* TO DO: Using the records below, give the number of lines where the word "waypoint" appears, with no further output.
*** Begin section ***
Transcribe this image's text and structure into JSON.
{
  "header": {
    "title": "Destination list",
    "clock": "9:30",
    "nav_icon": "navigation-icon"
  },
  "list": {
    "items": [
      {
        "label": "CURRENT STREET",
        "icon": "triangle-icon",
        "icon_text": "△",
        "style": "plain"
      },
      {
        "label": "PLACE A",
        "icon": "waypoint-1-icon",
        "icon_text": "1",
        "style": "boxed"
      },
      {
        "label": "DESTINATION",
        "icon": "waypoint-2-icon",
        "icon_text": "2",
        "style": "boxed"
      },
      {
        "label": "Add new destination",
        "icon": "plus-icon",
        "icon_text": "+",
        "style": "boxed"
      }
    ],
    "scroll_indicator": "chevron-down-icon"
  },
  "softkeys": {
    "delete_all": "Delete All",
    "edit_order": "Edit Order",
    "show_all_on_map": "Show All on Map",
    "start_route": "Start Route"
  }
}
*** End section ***
* EXPECTED ANSWER: 2